Home Sweet Home
Next we zip off to the summer home of Dimitra and Yiannis where a giant dish of Dimitra’s homemade moussaka, her delicious Greek meatballs, two different types salads fill the table along with fresh feta cheese, olives, tasiki and bread. What a feast!
The meatballs are the lightest meatballs I’ve ever eaten and some of the best, but don’t tell my Italian relatives. These are like puffy airy fried meatballs full of spices that I can’t name and vegetables I love. And they disappear quickly. Oh, and the moussaka! It’s amazing! The olives! the wine! I eat and eat but never feel uncomfortably stuffed.
Dimitra’s husband Yiannis, a retired ship’s captain, pours us ouzo which turns from clear to cloudy with a little bit of ice and water. (That’s how you can tell if it’s authentic, he tells us). He tells us stories of his many years as the captain on a giant cargo ship traveling all over the world, and Dimitra talks of her family that is related to Liz and how she met them at a port stop in New Orleans many years ago. We are fascinated.
The conversations, the mixture of food, ouzo and wine along with the fatigue from traveling puts us in a lovely stupor. So when Yiannis and Dimitra tell us it is time for us to take a nap at 5 o’clock, so we can go out later in typical Greek fashion, who were we to object?
Liz said she didn’t know how she was going to fall asleep with all the excitement and promptly fell asleep. I soon followed. Dimitra woke us up around 7 or 8, made us some strong Greek coffee, and we walked to the Raffina beachfront from her home.
As we begin our walk Yiannis tells us he will meet us at a beachfront cafe with the car so we can just drive home later. The beachfront is about 20 minutes away from their home. We begin our walk and notice a familiar car go by. A window rolls down, and it’s Yiannis checking on us. Are we okay? he says with his thick Greek accent. We travel another 4 minutes and he’s back again. Are we okay? He says again. We’re fine, we laugh. Another few minutes and there he is again. We realize he’s just being silly, and we all laugh some more.
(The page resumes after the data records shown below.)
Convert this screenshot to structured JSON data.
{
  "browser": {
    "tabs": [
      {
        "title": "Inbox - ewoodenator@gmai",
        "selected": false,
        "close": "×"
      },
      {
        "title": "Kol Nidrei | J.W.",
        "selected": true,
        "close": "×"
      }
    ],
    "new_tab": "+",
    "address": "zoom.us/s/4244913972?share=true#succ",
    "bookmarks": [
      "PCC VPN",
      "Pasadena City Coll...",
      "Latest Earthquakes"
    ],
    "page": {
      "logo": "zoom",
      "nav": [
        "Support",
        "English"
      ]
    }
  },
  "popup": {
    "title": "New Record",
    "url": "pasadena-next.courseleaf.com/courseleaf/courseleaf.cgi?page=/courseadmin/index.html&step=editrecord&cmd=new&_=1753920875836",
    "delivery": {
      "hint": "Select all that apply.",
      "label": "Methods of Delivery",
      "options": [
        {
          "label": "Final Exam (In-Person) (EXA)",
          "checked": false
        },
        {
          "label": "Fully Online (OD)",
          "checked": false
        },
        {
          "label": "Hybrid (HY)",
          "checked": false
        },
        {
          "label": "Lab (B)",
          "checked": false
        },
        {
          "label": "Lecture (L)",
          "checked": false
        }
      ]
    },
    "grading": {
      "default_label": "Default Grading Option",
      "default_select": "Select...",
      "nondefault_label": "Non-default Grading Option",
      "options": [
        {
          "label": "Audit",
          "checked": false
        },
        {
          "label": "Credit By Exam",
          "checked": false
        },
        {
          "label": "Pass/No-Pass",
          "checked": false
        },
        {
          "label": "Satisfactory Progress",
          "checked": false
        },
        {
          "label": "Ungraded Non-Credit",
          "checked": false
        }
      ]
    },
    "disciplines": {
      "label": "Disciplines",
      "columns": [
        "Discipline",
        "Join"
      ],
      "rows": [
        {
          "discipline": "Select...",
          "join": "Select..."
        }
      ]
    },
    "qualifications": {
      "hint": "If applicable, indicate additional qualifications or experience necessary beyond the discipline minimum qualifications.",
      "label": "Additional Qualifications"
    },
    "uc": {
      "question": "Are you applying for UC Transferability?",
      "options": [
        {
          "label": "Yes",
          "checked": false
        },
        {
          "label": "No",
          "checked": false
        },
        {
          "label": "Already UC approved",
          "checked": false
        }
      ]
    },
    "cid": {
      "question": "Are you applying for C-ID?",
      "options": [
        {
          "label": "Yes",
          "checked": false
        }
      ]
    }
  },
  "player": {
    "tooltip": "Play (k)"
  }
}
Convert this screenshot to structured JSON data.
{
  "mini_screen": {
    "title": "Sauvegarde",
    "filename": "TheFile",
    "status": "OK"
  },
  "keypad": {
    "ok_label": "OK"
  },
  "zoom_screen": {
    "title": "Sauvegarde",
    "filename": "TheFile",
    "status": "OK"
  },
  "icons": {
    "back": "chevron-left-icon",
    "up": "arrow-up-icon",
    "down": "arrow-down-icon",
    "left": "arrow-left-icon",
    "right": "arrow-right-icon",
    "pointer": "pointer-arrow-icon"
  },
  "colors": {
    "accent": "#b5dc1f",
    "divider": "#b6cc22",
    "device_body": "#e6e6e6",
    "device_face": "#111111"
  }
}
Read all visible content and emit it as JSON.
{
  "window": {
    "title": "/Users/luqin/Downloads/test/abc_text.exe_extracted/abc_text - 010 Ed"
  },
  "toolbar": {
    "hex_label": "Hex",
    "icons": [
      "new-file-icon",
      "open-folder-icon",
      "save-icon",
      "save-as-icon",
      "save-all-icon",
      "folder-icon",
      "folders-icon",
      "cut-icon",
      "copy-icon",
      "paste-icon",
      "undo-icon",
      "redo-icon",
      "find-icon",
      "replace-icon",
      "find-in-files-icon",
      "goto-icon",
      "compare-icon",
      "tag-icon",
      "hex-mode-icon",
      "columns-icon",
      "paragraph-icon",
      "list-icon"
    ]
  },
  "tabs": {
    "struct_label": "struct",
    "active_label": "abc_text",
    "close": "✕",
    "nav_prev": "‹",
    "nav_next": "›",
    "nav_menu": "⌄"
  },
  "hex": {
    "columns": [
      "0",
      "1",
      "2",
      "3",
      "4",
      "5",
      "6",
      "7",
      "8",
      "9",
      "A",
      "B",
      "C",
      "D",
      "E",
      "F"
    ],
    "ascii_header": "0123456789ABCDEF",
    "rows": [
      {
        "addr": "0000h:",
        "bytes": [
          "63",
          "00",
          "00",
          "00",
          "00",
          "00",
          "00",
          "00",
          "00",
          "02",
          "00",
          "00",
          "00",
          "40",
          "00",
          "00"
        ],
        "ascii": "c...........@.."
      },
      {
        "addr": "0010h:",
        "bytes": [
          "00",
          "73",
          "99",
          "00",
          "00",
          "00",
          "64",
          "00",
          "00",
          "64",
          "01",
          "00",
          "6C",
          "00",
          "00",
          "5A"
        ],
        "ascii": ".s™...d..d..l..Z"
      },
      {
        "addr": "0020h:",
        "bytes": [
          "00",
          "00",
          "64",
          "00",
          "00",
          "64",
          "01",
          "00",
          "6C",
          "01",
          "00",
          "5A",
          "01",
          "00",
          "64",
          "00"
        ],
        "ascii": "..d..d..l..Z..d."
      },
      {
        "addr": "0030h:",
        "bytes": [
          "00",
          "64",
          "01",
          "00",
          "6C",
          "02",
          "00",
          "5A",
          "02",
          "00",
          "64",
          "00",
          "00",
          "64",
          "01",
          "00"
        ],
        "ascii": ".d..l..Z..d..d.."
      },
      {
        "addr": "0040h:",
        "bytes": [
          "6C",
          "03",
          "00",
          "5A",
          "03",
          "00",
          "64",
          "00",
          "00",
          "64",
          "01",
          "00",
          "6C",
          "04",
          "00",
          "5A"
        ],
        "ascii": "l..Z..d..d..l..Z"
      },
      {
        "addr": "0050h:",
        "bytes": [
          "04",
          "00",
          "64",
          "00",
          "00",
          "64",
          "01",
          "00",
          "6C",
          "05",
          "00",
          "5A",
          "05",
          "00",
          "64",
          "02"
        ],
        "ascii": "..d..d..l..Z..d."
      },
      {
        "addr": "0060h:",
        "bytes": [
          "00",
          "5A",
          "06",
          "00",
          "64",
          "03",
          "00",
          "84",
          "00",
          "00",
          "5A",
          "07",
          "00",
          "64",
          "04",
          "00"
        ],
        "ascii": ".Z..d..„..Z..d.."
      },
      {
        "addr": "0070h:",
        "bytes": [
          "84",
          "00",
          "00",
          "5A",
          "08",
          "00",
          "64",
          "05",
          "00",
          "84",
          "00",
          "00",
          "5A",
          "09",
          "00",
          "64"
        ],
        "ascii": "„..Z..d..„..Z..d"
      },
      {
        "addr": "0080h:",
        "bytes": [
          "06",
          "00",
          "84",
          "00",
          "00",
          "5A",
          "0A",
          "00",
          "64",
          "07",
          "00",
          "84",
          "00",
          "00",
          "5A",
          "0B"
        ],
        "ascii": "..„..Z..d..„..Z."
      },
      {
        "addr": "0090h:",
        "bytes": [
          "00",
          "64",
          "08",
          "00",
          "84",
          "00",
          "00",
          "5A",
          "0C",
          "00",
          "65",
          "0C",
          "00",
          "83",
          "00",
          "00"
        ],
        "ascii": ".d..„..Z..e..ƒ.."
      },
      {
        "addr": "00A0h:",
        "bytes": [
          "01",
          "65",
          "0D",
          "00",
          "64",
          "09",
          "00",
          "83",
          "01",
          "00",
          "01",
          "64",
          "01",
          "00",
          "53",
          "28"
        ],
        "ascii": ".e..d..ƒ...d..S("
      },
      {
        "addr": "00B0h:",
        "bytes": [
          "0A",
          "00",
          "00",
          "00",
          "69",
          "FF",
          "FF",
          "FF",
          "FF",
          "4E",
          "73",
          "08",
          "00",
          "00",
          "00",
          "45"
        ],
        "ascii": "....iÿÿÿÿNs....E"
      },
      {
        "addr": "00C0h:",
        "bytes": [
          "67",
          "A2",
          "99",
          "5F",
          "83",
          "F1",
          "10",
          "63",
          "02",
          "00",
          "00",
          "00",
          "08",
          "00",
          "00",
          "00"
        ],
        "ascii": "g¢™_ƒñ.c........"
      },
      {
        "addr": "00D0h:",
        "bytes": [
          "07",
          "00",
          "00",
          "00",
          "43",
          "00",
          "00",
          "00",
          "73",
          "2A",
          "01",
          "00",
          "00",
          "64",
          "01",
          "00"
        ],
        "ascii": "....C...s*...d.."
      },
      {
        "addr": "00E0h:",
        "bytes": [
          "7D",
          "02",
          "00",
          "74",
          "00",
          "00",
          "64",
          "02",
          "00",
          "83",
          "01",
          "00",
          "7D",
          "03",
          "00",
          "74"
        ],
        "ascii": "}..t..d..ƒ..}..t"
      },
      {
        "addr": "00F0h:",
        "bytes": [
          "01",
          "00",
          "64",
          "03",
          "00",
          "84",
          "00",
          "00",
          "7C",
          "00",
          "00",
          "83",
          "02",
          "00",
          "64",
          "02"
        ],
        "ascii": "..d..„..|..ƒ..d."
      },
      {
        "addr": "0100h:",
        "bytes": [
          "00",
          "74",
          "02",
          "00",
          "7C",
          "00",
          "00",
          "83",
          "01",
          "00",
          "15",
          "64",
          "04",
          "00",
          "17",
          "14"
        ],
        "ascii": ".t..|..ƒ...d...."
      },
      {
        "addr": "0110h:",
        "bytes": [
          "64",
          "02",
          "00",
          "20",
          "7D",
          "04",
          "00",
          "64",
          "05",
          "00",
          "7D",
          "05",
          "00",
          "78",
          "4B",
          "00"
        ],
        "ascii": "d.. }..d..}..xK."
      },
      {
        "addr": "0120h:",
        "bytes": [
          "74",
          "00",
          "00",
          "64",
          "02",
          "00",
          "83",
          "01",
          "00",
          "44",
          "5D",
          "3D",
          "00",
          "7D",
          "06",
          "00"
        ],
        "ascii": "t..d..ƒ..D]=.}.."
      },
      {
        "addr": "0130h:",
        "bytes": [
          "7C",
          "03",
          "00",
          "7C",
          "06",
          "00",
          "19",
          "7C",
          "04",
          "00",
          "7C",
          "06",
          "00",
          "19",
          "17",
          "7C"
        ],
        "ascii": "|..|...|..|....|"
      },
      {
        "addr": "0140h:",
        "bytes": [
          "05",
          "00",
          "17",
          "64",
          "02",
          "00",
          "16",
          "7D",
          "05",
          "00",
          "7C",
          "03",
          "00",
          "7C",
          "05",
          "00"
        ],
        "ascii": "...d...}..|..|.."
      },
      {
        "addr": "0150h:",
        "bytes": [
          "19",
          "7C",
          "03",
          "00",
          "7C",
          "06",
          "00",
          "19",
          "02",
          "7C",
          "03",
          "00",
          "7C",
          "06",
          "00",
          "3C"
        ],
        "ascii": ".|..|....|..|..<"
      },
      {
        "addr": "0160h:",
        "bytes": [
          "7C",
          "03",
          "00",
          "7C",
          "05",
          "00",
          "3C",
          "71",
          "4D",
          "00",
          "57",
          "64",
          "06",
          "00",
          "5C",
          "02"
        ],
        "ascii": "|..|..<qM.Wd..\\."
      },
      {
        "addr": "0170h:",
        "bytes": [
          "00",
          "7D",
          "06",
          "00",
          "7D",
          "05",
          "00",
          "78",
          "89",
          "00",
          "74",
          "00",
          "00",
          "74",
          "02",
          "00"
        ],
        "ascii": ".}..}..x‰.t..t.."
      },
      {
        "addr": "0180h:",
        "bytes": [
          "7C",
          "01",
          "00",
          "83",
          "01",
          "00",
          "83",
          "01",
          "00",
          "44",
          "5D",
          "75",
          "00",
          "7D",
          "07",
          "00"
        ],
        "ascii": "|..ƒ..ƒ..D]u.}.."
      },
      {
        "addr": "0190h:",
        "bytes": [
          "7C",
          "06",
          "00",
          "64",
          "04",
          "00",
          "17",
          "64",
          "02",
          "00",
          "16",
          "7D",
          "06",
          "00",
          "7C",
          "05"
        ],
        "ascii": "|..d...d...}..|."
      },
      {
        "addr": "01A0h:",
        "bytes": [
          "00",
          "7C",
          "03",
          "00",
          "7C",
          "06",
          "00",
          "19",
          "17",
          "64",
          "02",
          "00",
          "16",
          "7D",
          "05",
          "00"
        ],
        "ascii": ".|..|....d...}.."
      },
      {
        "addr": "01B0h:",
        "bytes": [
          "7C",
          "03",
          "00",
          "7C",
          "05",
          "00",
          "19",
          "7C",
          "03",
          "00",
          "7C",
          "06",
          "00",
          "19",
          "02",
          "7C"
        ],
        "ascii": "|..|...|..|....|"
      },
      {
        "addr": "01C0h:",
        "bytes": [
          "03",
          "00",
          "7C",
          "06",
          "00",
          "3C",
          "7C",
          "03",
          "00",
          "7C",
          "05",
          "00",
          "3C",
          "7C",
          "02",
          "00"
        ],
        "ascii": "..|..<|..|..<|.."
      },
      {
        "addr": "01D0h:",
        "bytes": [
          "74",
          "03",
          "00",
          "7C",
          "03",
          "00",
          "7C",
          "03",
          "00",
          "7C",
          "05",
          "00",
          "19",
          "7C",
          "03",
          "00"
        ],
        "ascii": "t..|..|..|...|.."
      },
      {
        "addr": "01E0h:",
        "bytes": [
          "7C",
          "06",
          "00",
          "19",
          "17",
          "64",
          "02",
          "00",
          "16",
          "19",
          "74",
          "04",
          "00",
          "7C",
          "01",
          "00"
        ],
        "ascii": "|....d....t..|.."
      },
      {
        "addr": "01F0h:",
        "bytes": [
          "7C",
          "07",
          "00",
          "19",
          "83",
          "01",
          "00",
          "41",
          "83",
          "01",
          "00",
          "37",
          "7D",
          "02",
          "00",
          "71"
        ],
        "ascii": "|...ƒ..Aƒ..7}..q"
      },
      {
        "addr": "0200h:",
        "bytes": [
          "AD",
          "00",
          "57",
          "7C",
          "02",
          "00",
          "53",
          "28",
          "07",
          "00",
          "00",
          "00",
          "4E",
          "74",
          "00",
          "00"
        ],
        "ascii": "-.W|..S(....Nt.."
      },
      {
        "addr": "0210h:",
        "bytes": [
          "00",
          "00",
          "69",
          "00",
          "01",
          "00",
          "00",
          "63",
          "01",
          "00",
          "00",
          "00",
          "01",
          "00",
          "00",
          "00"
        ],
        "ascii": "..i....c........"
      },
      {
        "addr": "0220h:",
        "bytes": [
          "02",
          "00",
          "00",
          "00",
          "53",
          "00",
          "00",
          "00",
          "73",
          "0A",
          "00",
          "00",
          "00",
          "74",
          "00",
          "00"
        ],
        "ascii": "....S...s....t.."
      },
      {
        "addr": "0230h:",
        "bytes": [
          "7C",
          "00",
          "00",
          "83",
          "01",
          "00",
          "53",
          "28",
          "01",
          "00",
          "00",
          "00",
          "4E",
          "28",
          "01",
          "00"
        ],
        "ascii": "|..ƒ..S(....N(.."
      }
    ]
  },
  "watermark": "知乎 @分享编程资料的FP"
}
A Moveable Feast
The evening air is refreshing and we arrive at a outdoor restaurant invigorated at 9:45 pm and ready for ….our next meal? Surely we weren’t going to eat again? Just a little snack, Dimitra says. Sardines, fish, calamari, salad and homemade French fries….and one of my favorites, tzatziki. It’s a cool dip with fresh Greek yogurt, cucumber and garlic and served with a delicious crusty bread. The table fills up again and we are having another Greek feast, and I haven’t even been in the country for 8 hours.
Soon it is 11 pm and people are still arriving at the restaurant to eat.
I thought Italians talked with their hands, which is one trait I’ve definitely inherited from my Italian ancestors. But these beautifully vibrant people talk with every part of their being. Their hands, their arms, their eyes, their eyebrows… they are full of positive energy, and Dimitra is the queen of this energy! It’s my first night here and already I’m in love with this country and it’s culture.
Onward to the Island of Paros
Early the next morning we leave with Dimitra and Liz’s cousin on a giant ferry to the island of Paros, one of the lesser known islands to American tourists like me.
The sea captains of these 100-meter ferries that go from island to island maneuver them like go-carts. It’s incredibly impressive to see two of these ships next to one another synchronize their maneuvers and arrive at the port within minutes of one another, tie off and drop off their passengers. Then boom, they are back out in the Aegean to pick up another batch of dumbstruck tourists. We gawk at the turquoise blue water as we arrive and are shuffled down below to pick up our luggage.
We stumble off the ferry to a bustling scene of the busy seaport on Paros.
Life is good.
But it gets even better.